As Xi Jinping's "New Era" ushers China back into the authoritarian past, paving the way for the Putinesque removal of term limits for the president and vice-president, there is so much to say. But the thing about such atavistic acts is that we have reflected on them before. We have been there. We have done that.
And so, without further ado, I share a translation of a piece written back in 1980, almost two years before presidential term limits were put in place in China's 1982 Constitution. The piece, written by Yan Jiaqi (严家其), the former political advisor to Premier Zhao Ziyang who fled China in the wake of June Fourth, was published in the Party's official People's Daily after first appearing in a journal called New Period (新时期) — or "New Era," as it might alternatively be translated.
Yan's piece reserves criticism for "capitalist dictatorship" — there were still ideological lines to uphold — but is absolutely clear in its assessment that the abolishment of "lifelong tenure," or zhongshengzhi (终身制), is a mark of progress for political systems, and that the return of "lifelong tenure" for top leaders spells the death of a republic.
Lifelong Tenure is an Ancient Form of System
By Yan Jiaqi
"Lifelong tenure" (终身制) is an extremely ancient system. Since humankind entered the class society and established states, two systems have had long histories: one is "private ownership" of the social and economic system, and the other the statist political system of "lifelong tenure."
Way back in the time of dictatorship by slave owners, the lifelong tenure of heads of state came to form one type of system. The leaders of ancient Egypt, Babylon, Persia, India, China and other lands all had lifelong tenure. Of course, there were also exceptions. In the Roman Republic of the 6th century B.C., the position of Roman head of state was held by dual consuls. A consul's term was set at one year, and every year an election was held.
Looking back on history, the system of "lifelong tenure" of heads of state under private ownership is closely connected to the system of monarchy. We can say that perhaps all lands with monarchies in history are inseparable from "lifelong tenure." But under republics, establishment of "lifelong tenure" usually presages the restoration of monarchy. If no term limits are applied to the head of state, republics undergo metamorphosis and become monarchies. Toward the end of the Roman Republic, those military chiefs who emerged during the period of civil war did their utmost to abolish strict term limitations, first announcing time after time that they would extend their terms, then ultimately declaring that they would hold lifelong terms.

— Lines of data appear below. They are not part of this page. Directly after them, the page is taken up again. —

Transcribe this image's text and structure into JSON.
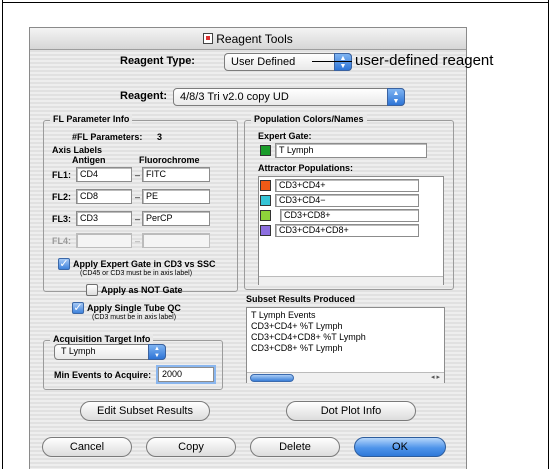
{
  "window": {
    "title": "Reagent Tools"
  },
  "reagent_type": {
    "label": "Reagent Type:",
    "value": "User Defined"
  },
  "annotation": {
    "text": "user-defined reagent"
  },
  "reagent": {
    "label": "Reagent:",
    "value": "4/8/3 Tri v2.0 copy UD"
  },
  "fl_info": {
    "title": "FL Parameter Info",
    "count_label": "#FL Parameters:",
    "count_value": "3",
    "axis_labels": "Axis Labels",
    "col_antigen": "Antigen",
    "col_fluoro": "Fluorochrome",
    "rows": [
      {
        "label": "FL1:",
        "antigen": "CD4",
        "fluoro": "FITC"
      },
      {
        "label": "FL2:",
        "antigen": "CD8",
        "fluoro": "PE"
      },
      {
        "label": "FL3:",
        "antigen": "CD3",
        "fluoro": "PerCP"
      },
      {
        "label": "FL4:",
        "antigen": "",
        "fluoro": ""
      }
    ],
    "dash": "–"
  },
  "options": {
    "expert_gate": {
      "label": "Apply Expert Gate in CD3 vs SSC",
      "note": "(CD45 or CD3 must be in axis label)",
      "checked": true
    },
    "not_gate": {
      "label": "Apply as NOT Gate",
      "checked": false
    },
    "single_tube": {
      "label": "Apply Single Tube QC",
      "note": "(CD3 must be in axis label)",
      "checked": true
    }
  },
  "acquisition": {
    "title": "Acquisition Target Info",
    "target": "T Lymph",
    "min_label": "Min Events to Acquire:",
    "min_value": "2000"
  },
  "population": {
    "title": "Population Colors/Names",
    "expert_gate_label": "Expert Gate:",
    "expert_gate_name": "T Lymph",
    "expert_gate_color": "#1a9c2a",
    "attractor_label": "Attractor Populations:",
    "attractors": [
      {
        "name": "CD3+CD4+",
        "color": "#ef5a16"
      },
      {
        "name": "CD3+CD4−",
        "color": "#35c4d6"
      },
      {
        "name": "CD3+CD8+",
        "color": "#8fd43a"
      },
      {
        "name": "CD3+CD4+CD8+",
        "color": "#8d6fe0"
      }
    ]
  },
  "subset_results": {
    "title": "Subset Results Produced",
    "items": [
      "T Lymph Events",
      "CD3+CD4+ %T Lymph",
      "CD3+CD4+CD8+ %T Lymph",
      "CD3+CD8+ %T Lymph"
    ]
  },
  "buttons": {
    "edit_subset": "Edit Subset Results",
    "dot_plot": "Dot Plot Info",
    "cancel": "Cancel",
    "copy": "Copy",
    "delete": "Delete",
    "ok": "OK"
  }
}
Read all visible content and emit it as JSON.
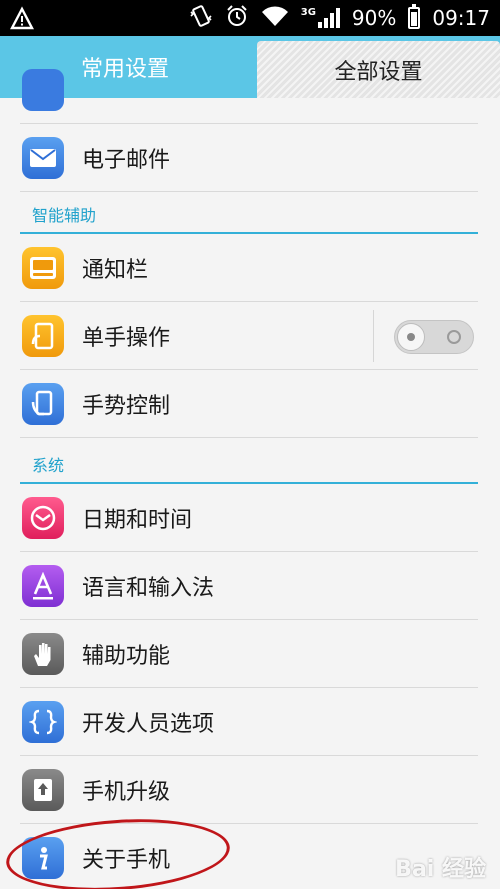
{
  "statusbar": {
    "network_type": "3G",
    "battery": "90%",
    "time": "09:17"
  },
  "tabs": {
    "common": "常用设置",
    "all": "全部设置"
  },
  "items": {
    "email": "电子邮件",
    "notification": "通知栏",
    "one_hand": "单手操作",
    "gesture": "手势控制",
    "datetime": "日期和时间",
    "language": "语言和输入法",
    "accessibility": "辅助功能",
    "developer": "开发人员选项",
    "update": "手机升级",
    "about": "关于手机"
  },
  "sections": {
    "smart_assist": "智能辅助",
    "system": "系统"
  },
  "watermark": "Bai 经验",
  "colors": {
    "accent": "#5bc6e6",
    "section_text": "#21a2cc"
  }
}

At the end of the 1st century B.C., with the establishment of "lifelong tenure" for heads of state, the Roman Republic became the Roman Empire.
Aside from ancient Rome, in more contemporary history, we have Napoleon Bonaparte in France, and Yuan Shikai (袁世凯) in our country after the Xinhai Revolution — all extending their terms and then declaring lifelong tenure before ultimately destroying their republics and ascending to imperial thrones. Like the system of monarchy, "lifelong tenure" is an ancient system gradually being phased out of history.

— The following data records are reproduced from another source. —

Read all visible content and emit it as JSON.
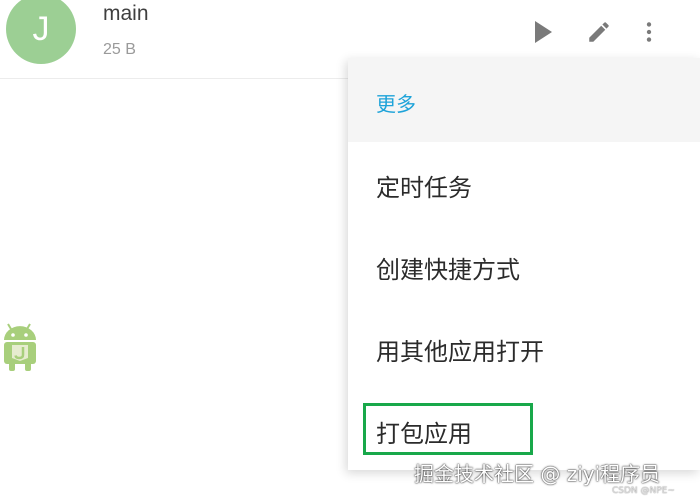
{
  "file": {
    "avatar_letter": "J",
    "name": "main",
    "size": "25 B"
  },
  "actions": {
    "play_icon": "play-icon",
    "edit_icon": "pencil-icon",
    "more_icon": "more-vert-icon"
  },
  "menu": {
    "header": "更多",
    "items": [
      {
        "label": "定时任务"
      },
      {
        "label": "创建快捷方式"
      },
      {
        "label": "用其他应用打开"
      },
      {
        "label": "打包应用"
      }
    ],
    "highlighted_item": 3
  },
  "watermark": {
    "text": "掘金技术社区 @ ziyi程序员",
    "small_text": "CSDN @NPE~"
  },
  "colors": {
    "avatar": "#9ccf94",
    "accent": "#1ea3d9",
    "highlight": "#18a84a",
    "icon": "#7a7a7a"
  }
}
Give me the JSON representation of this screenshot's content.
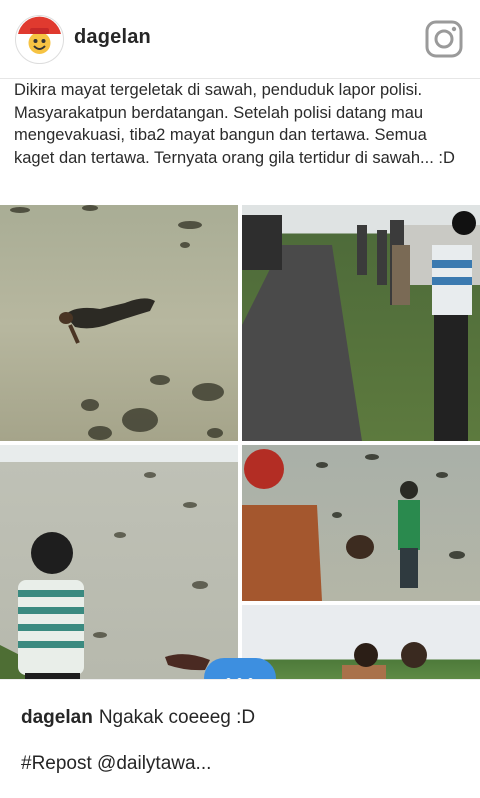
{
  "header": {
    "username": "dagelan",
    "instagram_icon": "instagram-camera-icon"
  },
  "post": {
    "image_caption": "Dikira mayat tergeletak di sawah, penduduk lapor polisi. Masyarakatpun berdatangan. Setelah polisi datang mau mengevakuasi, tiba2 mayat bangun dan tertawa. Semua kaget dan tertawa. Ternyata orang gila tertidur di sawah... :D",
    "repost": {
      "icon": "repost-icon",
      "username": "dailytawa"
    }
  },
  "caption": {
    "username": "dagelan",
    "text": "Ngakak coeeeg :D",
    "hashtag": "#Repost @dailytawa..."
  },
  "colors": {
    "accent": "#3d8fe0",
    "text": "#262626",
    "border": "#e6e6e6"
  }
}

The abolishment of "lifelong tenure" is an important transformation in the history of human development where political systems are concerned. This transformation has been achieved by many countries through periods of bourgeois revolution (资产阶级革命时期) or revolution. The terms of office in various countries are all different. In Switzerland, the highest administrative organization is the Federal Council, which serves for terms of just one year. The American president serves for four-year terms, and the French president for 7 years. The United Kingdom is a monarchy in name, but the highest powers are not held in the hands of the monarch but are exercised through parliaments, cabinets and prime ministers with definite terms of tenure (5 years) — and "lifelong tenure" is purely a figment.
The bourgeoisie abolished the "lifelong tenure" of those at the height of power, effectively preventing the restoration of despotism. However, in these countries, the system of private ownership that has a long history equal to that of "lifelong tenure" continues to exist in the private ownership of capitalism. Owing to the existence of capitalist private ownership, the fact of bourgeoisie dictatorship cannot be changed regardless of how the bourgeoisie determines the terms of presidents or prime ministers, or what political system is employed.
(Excerpted from "On the Abolishment of Lifelong Tenure," published in the March 1980 edition of New Era (新时期).)